Among the records below, which lines contain the string "icon"? Report them.
··· Extracted entries
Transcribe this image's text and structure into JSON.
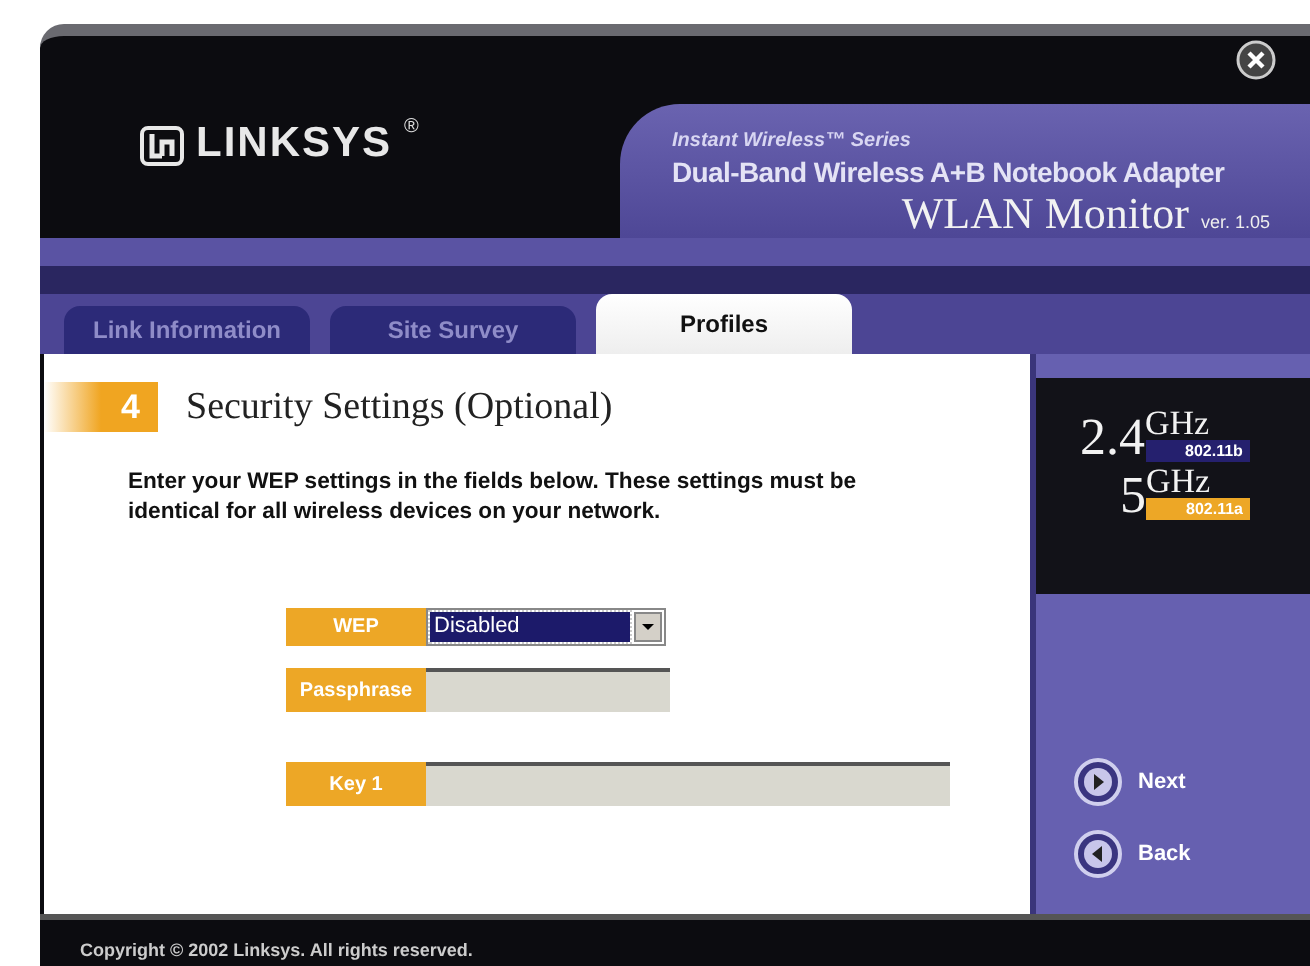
{
  "window": {
    "brand": "LINKSYS",
    "brand_mark": "®"
  },
  "product": {
    "series": "Instant Wireless™ Series",
    "name": "Dual-Band Wireless A+B Notebook Adapter",
    "app": "WLAN Monitor",
    "version": "ver. 1.05"
  },
  "tabs": [
    {
      "label": "Link Information",
      "selected": false
    },
    {
      "label": "Site Survey",
      "selected": false
    },
    {
      "label": "Profiles",
      "selected": true
    }
  ],
  "step": {
    "number": "4",
    "title": "Security Settings (Optional)"
  },
  "instructions": "Enter your  WEP settings in the fields below. These settings must be identical for all wireless devices on your network.",
  "fields": [
    {
      "kind": "select",
      "label": "WEP",
      "value": "Disabled"
    },
    {
      "kind": "text",
      "label": "Passphrase"
    },
    {
      "kind": "key",
      "label": "Key 1"
    }
  ],
  "bands": [
    {
      "freq": "2.4",
      "unit": "GHz",
      "standard": "802.11b",
      "color": "#25206e"
    },
    {
      "freq": "5",
      "unit": "GHz",
      "standard": "802.11a",
      "color": "#eda726"
    }
  ],
  "nav": [
    {
      "kind": "next",
      "label": "Next"
    },
    {
      "kind": "back",
      "label": "Back"
    }
  ],
  "status_bar": "Copyright © 2002 Linksys.  All rights reserved."
}
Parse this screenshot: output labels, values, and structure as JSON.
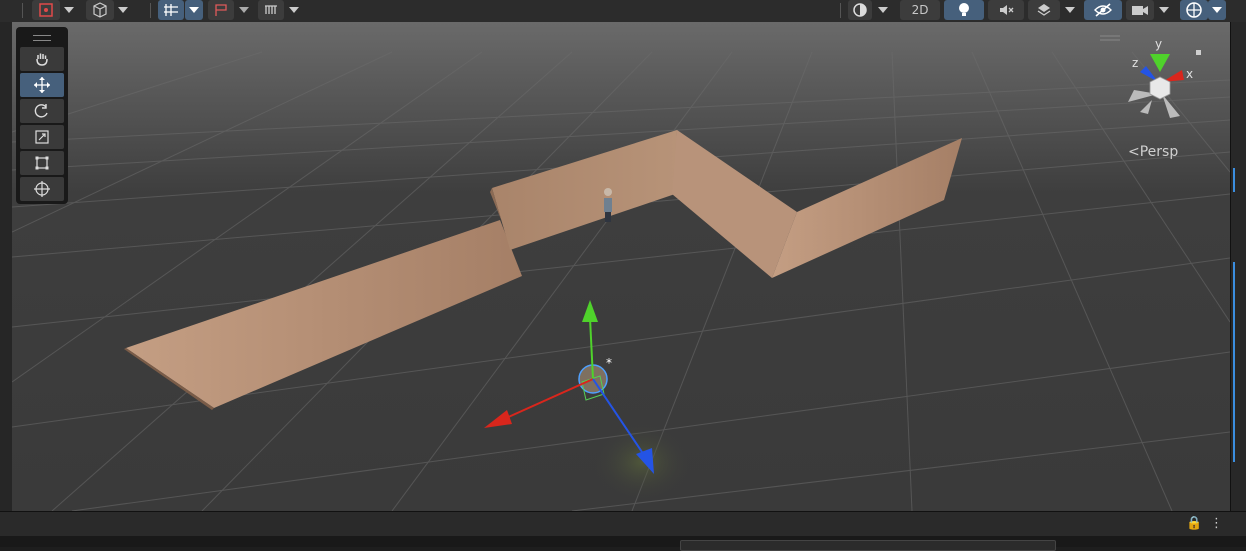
{
  "toolbar": {
    "button_2d_label": "2D",
    "left_tools": [
      "gizmo-icon",
      "cube-icon",
      "grid-snap-icon",
      "increment-snap-icon",
      "ruler-icon"
    ],
    "right_tools": [
      "shading-mode-icon",
      "2d-toggle",
      "lighting-icon",
      "audio-icon",
      "effects-icon",
      "hidden-objects-icon",
      "camera-icon",
      "gizmos-icon"
    ]
  },
  "tools_overlay": {
    "items": [
      "hand-tool",
      "move-tool",
      "rotate-tool",
      "scale-tool",
      "rect-tool",
      "transform-tool"
    ],
    "active": "move-tool"
  },
  "orientation_gizmo": {
    "axis_y": "y",
    "axis_x": "x",
    "axis_z": "z",
    "projection_label": "Persp"
  },
  "colors": {
    "active_button": "#46607c",
    "axis_x": "#d9261c",
    "axis_y": "#4fd22b",
    "axis_z": "#2454e5",
    "wall": "#b08a6f"
  },
  "scene": {
    "objects": [
      "wall-section-left",
      "wall-section-middle",
      "wall-section-right",
      "character",
      "selected-object"
    ]
  }
}
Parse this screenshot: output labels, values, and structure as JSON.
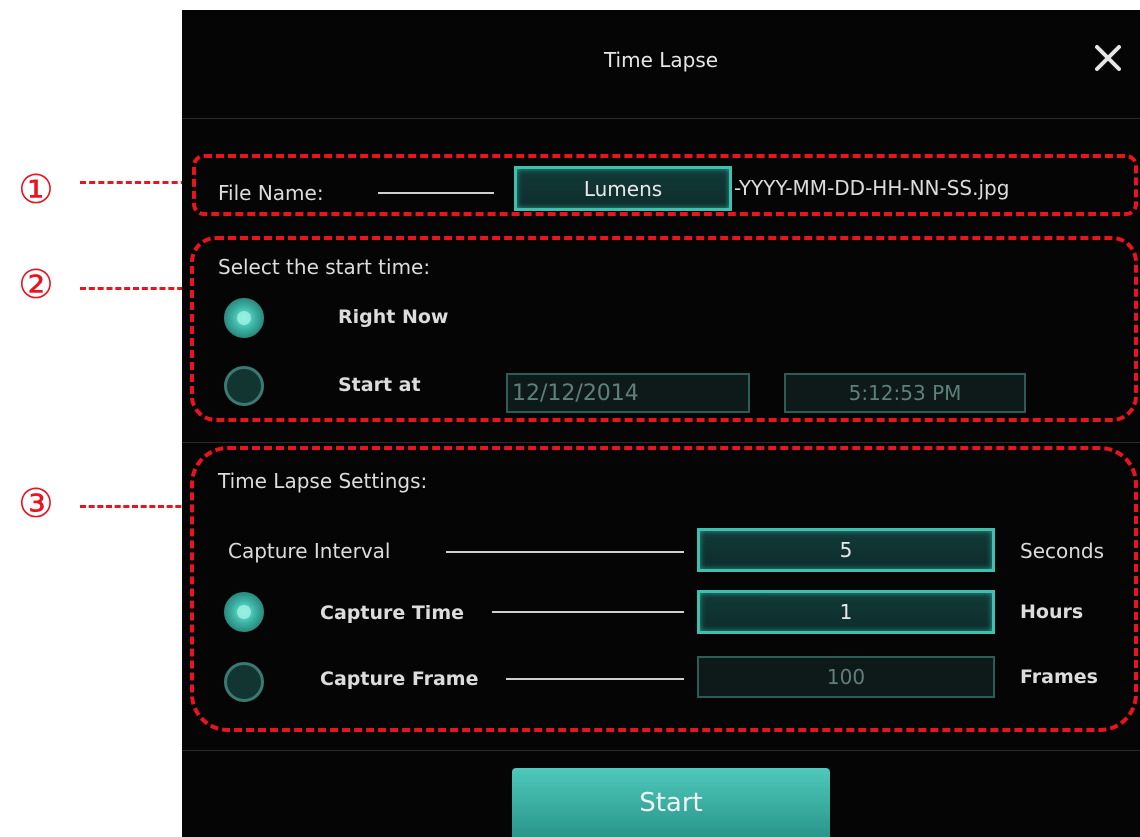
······
**Task output**
      "gizmo-icon",
      "cube-icon",
      "grid-snap-icon",
      "increment-snap-icon",
      "ruler-icon"
      "shading-mode-icon",
      "lighting-icon",
      "audio-icon",
      "effects-icon",
      "hidden-objects-icon",
      "camera-icon",
      "gizmos-icon"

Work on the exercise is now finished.